    Whether there is anything to disclose or not, do respond to the letter within the given period.
    If the declaration is required:
    The tax agent should consider the taxpayer’s circumstances and then advise to use the right channel for the disclosure.
    The letter states the disclosure to be made through the Worldwide Disclosure Facility (WDF), though HMRC cannot constrain on which method to use, as WDF may not be the most relevant method in this taxpayer’s case. Therefore, they can opt-in for Code of Practice 9 (COP9) in the Contractual Disclosure Facility.

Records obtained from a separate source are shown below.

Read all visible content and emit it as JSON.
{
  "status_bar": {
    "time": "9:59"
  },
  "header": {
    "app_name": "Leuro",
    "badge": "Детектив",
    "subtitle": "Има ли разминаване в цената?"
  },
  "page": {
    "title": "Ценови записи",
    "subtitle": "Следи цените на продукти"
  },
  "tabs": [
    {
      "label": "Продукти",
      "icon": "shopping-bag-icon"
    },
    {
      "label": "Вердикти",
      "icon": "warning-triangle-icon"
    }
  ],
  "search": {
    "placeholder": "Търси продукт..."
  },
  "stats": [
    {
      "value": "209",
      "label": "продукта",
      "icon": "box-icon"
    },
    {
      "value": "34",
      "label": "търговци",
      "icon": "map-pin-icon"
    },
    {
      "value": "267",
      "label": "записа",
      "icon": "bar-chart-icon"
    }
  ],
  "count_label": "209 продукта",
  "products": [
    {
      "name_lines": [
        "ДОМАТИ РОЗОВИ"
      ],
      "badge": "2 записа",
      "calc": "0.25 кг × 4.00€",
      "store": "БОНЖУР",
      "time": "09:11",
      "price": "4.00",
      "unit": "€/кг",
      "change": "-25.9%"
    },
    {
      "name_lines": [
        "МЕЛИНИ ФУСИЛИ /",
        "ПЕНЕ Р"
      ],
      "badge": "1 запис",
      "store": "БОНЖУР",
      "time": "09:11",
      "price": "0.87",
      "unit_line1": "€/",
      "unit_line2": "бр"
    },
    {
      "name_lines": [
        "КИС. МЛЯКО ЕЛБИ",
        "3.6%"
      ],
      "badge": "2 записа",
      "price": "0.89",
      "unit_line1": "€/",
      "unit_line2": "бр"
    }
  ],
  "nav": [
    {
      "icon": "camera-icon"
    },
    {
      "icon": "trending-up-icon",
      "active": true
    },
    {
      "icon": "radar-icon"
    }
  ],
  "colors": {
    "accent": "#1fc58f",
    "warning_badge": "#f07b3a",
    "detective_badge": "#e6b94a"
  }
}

A member of the Chartered Institute of Taxation should not perform professional work which they are not qualified to carry out unless they obtain assistance from a senior qualified specialist.
Hence, if the agent is not sure about the matter, they should too seek advice from a professional.
If the declaration is not required:
The receiver should respond to the HMRC by writing an explanatory letter in this situation too. It is necessary because responding is better than ignoring. If the HMRC receives no-response, they are going to follow-up on the matter, which will attract more remarks.

If you are unable to respond within a given period, contact HMRC and request to extend the duration of submission.

  1. Consider the Certificate of Tax Position
    It is necessary to think through this before signing and submitting the Certificate of Tax Position form.
    There is two main significant difference in this form:
    The individual has no legal obligation to fill out this form and submit it to the HMRC.
    The period covered in the Certificate of Tax Position form does not limit to a particular tax year; it applies to all the tax years.
    Upon rectifying, if the tax affairs of an individual are correct, they do not have to make a declaration.
    If there is a need for a declaration, the individual can choose not to fill out the form and inform the HMRC through a letter. They could state the changes are made via WDF or COP9.
    As HMRC is in agreement with AEOI, they are constantly updated with the data of a UK person’s foreign affairs. Therefore, the letters are sent in a batch with fixed interims. Individuals and members should be aware that this practice will continue in the future too.